== INPUT FOR THIS TASK ==

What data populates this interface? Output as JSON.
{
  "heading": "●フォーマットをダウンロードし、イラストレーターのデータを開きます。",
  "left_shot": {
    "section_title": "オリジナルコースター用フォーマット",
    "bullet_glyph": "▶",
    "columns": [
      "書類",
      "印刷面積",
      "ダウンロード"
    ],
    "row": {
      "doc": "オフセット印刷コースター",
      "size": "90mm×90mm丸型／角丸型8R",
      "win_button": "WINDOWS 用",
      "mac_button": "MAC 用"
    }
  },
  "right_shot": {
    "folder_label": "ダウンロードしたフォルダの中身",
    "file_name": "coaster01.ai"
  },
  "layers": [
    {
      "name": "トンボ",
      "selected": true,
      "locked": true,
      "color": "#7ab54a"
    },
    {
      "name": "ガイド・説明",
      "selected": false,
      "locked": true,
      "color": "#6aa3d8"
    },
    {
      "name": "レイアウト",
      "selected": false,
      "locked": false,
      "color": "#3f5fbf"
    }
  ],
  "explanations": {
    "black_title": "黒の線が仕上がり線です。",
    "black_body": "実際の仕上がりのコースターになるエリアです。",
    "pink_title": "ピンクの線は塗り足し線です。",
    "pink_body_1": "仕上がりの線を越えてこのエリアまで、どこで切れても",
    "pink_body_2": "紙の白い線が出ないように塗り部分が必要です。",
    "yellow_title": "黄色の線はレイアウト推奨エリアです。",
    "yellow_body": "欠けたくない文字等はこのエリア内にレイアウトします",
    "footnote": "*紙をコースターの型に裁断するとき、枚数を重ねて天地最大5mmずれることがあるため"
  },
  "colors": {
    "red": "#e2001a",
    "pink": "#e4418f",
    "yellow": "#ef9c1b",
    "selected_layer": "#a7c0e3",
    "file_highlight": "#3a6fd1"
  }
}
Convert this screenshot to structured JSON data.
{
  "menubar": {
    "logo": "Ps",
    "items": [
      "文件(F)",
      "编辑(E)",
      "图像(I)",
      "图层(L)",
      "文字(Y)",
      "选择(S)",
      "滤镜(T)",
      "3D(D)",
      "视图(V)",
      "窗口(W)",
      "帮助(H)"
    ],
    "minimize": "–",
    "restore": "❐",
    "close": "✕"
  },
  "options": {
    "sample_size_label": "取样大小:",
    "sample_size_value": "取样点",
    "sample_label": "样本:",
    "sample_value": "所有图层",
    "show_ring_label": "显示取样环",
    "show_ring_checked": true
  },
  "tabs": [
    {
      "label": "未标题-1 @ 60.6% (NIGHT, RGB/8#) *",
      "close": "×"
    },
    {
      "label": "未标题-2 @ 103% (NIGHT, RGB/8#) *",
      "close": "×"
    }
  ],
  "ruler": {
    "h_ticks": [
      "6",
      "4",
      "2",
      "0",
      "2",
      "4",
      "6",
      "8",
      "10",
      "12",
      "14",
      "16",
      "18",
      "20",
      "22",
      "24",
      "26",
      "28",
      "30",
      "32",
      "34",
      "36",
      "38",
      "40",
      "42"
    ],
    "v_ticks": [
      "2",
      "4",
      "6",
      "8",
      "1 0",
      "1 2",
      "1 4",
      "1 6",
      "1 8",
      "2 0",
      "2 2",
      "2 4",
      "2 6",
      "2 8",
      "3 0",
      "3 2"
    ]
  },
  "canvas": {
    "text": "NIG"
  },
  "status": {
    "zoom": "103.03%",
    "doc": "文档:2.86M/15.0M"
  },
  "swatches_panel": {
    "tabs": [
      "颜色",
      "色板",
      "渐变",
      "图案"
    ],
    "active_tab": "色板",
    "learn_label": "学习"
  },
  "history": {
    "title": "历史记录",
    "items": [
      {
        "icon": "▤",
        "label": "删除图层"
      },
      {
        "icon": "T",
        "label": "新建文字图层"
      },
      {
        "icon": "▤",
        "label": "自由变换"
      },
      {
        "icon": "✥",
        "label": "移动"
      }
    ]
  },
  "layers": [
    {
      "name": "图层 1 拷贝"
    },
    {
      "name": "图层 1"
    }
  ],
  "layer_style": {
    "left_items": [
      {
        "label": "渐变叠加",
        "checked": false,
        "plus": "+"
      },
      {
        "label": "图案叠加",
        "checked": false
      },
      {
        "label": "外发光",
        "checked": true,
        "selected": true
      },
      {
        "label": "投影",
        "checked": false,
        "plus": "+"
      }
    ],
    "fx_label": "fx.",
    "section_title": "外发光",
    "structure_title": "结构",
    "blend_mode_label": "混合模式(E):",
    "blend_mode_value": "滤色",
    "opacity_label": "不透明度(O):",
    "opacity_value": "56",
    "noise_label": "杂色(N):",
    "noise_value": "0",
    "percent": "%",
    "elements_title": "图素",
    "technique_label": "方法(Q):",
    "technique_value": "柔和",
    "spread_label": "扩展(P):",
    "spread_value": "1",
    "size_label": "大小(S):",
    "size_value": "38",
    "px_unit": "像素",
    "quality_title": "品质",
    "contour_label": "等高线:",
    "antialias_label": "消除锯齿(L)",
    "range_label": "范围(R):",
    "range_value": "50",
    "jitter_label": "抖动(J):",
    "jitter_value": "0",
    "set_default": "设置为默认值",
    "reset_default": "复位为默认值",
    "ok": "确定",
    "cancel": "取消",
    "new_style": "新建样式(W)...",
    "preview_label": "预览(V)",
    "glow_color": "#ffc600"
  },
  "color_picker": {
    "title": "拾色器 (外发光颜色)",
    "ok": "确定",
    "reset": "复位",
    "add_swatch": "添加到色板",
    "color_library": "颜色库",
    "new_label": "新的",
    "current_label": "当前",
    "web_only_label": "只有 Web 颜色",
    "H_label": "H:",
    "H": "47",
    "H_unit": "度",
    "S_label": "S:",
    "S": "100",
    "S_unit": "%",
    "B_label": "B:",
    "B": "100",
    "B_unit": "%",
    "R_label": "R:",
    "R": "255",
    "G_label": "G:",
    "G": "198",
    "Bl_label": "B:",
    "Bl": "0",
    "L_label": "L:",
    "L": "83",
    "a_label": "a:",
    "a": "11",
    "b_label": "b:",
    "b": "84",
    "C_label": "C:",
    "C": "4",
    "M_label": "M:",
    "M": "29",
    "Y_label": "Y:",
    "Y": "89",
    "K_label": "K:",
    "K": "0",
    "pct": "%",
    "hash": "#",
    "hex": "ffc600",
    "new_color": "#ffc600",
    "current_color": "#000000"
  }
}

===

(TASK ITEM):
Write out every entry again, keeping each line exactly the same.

(RESPONSE AREA):
What data populates this interface? Output as JSON.
{
  "heading": "●フォーマットをダウンロードし、イラストレーターのデータを開きます。",
  "left_shot": {
    "section_title": "オリジナルコースター用フォーマット",
    "bullet_glyph": "▶",
    "columns": [
      "書類",
      "印刷面積",
      "ダウンロード"
    ],
    "row": {
      "doc": "オフセット印刷コースター",
      "size": "90mm×90mm丸型／角丸型8R",
      "win_button": "WINDOWS 用",
      "mac_button": "MAC 用"
    }
  },
  "right_shot": {
    "folder_label": "ダウンロードしたフォルダの中身",
    "file_name": "coaster01.ai"
  },
  "layers": [
    {
      "name": "トンボ",
      "selected": true,
      "locked": true,
      "color": "#7ab54a"
    },
    {
      "name": "ガイド・説明",
      "selected": false,
      "locked": true,
      "color": "#6aa3d8"
    },
    {
      "name": "レイアウト",
      "selected": false,
      "locked": false,
      "color": "#3f5fbf"
    }
  ],
  "explanations": {
    "black_title": "黒の線が仕上がり線です。",
    "black_body": "実際の仕上がりのコースターになるエリアです。",
    "pink_title": "ピンクの線は塗り足し線です。",
    "pink_body_1": "仕上がりの線を越えてこのエリアまで、どこで切れても",
    "pink_body_2": "紙の白い線が出ないように塗り部分が必要です。",
    "yellow_title": "黄色の線はレイアウト推奨エリアです。",
    "yellow_body": "欠けたくない文字等はこのエリア内にレイアウトします",
    "footnote": "*紙をコースターの型に裁断するとき、枚数を重ねて天地最大5mmずれることがあるため"
  },
  "colors": {
    "red": "#e2001a",
    "pink": "#e4418f",
    "yellow": "#ef9c1b",
    "selected_layer": "#a7c0e3",
    "file_highlight": "#3a6fd1"
  }
}
Convert this screenshot to structured JSON data.
{
  "menubar": {
    "logo": "Ps",
    "items": [
      "文件(F)",
      "编辑(E)",
      "图像(I)",
      "图层(L)",
      "文字(Y)",
      "选择(S)",
      "滤镜(T)",
      "3D(D)",
      "视图(V)",
      "窗口(W)",
      "帮助(H)"
    ],
    "minimize": "–",
    "restore": "❐",
    "close": "✕"
  },
  "options": {
    "sample_size_label": "取样大小:",
    "sample_size_value": "取样点",
    "sample_label": "样本:",
    "sample_value": "所有图层",
    "show_ring_label": "显示取样环",
    "show_ring_checked": true
  },
  "tabs": [
    {
      "label": "未标题-1 @ 60.6% (NIGHT, RGB/8#) *",
      "close": "×"
    },
    {
      "label": "未标题-2 @ 103% (NIGHT, RGB/8#) *",
      "close": "×"
    }
  ],
  "ruler": {
    "h_ticks": [
      "6",
      "4",
      "2",
      "0",
      "2",
      "4",
      "6",
      "8",
      "10",
      "12",
      "14",
      "16",
      "18",
      "20",
      "22",
      "24",
      "26",
      "28",
      "30",
      "32",
      "34",
      "36",
      "38",
      "40",
      "42"
    ],
    "v_ticks": [
      "2",
      "4",
      "6",
      "8",
      "1 0",
      "1 2",
      "1 4",
      "1 6",
      "1 8",
      "2 0",
      "2 2",
      "2 4",
      "2 6",
      "2 8",
      "3 0",
      "3 2"
    ]
  },
  "canvas": {
    "text": "NIG"
  },
  "status": {
    "zoom": "103.03%",
    "doc": "文档:2.86M/15.0M"
  },
  "swatches_panel": {
    "tabs": [
      "颜色",
      "色板",
      "渐变",
      "图案"
    ],
    "active_tab": "色板",
    "learn_label": "学习"
  },
  "history": {
    "title": "历史记录",
    "items": [
      {
        "icon": "▤",
        "label": "删除图层"
      },
      {
        "icon": "T",
        "label": "新建文字图层"
      },
      {
        "icon": "▤",
        "label": "自由变换"
      },
      {
        "icon": "✥",
        "label": "移动"
      }
    ]
  },
  "layers": [
    {
      "name": "图层 1 拷贝"
    },
    {
      "name": "图层 1"
    }
  ],
  "layer_style": {
    "left_items": [
      {
        "label": "渐变叠加",
        "checked": false,
        "plus": "+"
      },
      {
        "label": "图案叠加",
        "checked": false
      },
      {
        "label": "外发光",
        "checked": true,
        "selected": true
      },
      {
        "label": "投影",
        "checked": false,
        "plus": "+"
      }
    ],
    "fx_label": "fx.",
    "section_title": "外发光",
    "structure_title": "结构",
    "blend_mode_label": "混合模式(E):",
    "blend_mode_value": "滤色",
    "opacity_label": "不透明度(O):",
    "opacity_value": "56",
    "noise_label": "杂色(N):",
    "noise_value": "0",
    "percent": "%",
    "elements_title": "图素",
    "technique_label": "方法(Q):",
    "technique_value": "柔和",
    "spread_label": "扩展(P):",
    "spread_value": "1",
    "size_label": "大小(S):",
    "size_value": "38",
    "px_unit": "像素",
    "quality_title": "品质",
    "contour_label": "等高线:",
    "antialias_label": "消除锯齿(L)",
    "range_label": "范围(R):",
    "range_value": "50",
    "jitter_label": "抖动(J):",
    "jitter_value": "0",
    "set_default": "设置为默认值",
    "reset_default": "复位为默认值",
    "ok": "确定",
    "cancel": "取消",
    "new_style": "新建样式(W)...",
    "preview_label": "预览(V)",
    "glow_color": "#ffc600"
  },
  "color_picker": {
    "title": "拾色器 (外发光颜色)",
    "ok": "确定",
    "reset": "复位",
    "add_swatch": "添加到色板",
    "color_library": "颜色库",
    "new_label": "新的",
    "current_label": "当前",
    "web_only_label": "只有 Web 颜色",
    "H_label": "H:",
    "H": "47",
    "H_unit": "度",
    "S_label": "S:",
    "S": "100",
    "S_unit": "%",
    "B_label": "B:",
    "B": "100",
    "B_unit": "%",
    "R_label": "R:",
    "R": "255",
    "G_label": "G:",
    "G": "198",
    "Bl_label": "B:",
    "Bl": "0",
    "L_label": "L:",
    "L": "83",
    "a_label": "a:",
    "a": "11",
    "b_label": "b:",
    "b": "84",
    "C_label": "C:",
    "C": "4",
    "M_label": "M:",
    "M": "29",
    "Y_label": "Y:",
    "Y": "89",
    "K_label": "K:",
    "K": "0",
    "pct": "%",
    "hash": "#",
    "hex": "ffc600",
    "new_color": "#ffc600",
    "current_color": "#000000"
  }
}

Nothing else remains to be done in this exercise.